Your response must be the entire set of entries, reproduced word for word.

==========

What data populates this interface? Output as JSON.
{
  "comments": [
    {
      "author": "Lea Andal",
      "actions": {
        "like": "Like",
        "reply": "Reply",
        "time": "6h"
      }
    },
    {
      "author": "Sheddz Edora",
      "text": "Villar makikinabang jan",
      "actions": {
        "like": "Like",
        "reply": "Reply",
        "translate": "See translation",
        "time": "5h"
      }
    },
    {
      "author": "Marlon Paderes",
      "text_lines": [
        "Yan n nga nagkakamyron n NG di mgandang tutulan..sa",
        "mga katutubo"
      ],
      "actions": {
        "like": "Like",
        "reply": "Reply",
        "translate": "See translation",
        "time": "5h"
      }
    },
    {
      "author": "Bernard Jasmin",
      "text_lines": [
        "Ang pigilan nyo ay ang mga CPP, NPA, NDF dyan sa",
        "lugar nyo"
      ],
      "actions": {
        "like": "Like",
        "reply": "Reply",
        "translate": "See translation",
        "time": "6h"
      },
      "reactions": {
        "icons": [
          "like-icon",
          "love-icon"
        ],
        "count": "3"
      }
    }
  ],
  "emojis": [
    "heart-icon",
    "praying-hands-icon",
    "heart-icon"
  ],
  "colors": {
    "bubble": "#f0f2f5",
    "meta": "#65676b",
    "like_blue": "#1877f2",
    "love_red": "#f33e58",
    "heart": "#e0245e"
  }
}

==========

(Solution for this problem)
What data populates this interface? Output as JSON.
{
  "comments": [
    {
      "author": "Lea Andal",
      "actions": {
        "like": "Like",
        "reply": "Reply",
        "time": "6h"
      }
    },
    {
      "author": "Sheddz Edora",
      "text": "Villar makikinabang jan",
      "actions": {
        "like": "Like",
        "reply": "Reply",
        "translate": "See translation",
        "time": "5h"
      }
    },
    {
      "author": "Marlon Paderes",
      "text_lines": [
        "Yan n nga nagkakamyron n NG di mgandang tutulan..sa",
        "mga katutubo"
      ],
      "actions": {
        "like": "Like",
        "reply": "Reply",
        "translate": "See translation",
        "time": "5h"
      }
    },
    {
      "author": "Bernard Jasmin",
      "text_lines": [
        "Ang pigilan nyo ay ang mga CPP, NPA, NDF dyan sa",
        "lugar nyo"
      ],
      "actions": {
        "like": "Like",
        "reply": "Reply",
        "translate": "See translation",
        "time": "6h"
      },
      "reactions": {
        "icons": [
          "like-icon",
          "love-icon"
        ],
        "count": "3"
      }
    }
  ],
  "emojis": [
    "heart-icon",
    "praying-hands-icon",
    "heart-icon"
  ],
  "colors": {
    "bubble": "#f0f2f5",
    "meta": "#65676b",
    "like_blue": "#1877f2",
    "love_red": "#f33e58",
    "heart": "#e0245e"
  }
}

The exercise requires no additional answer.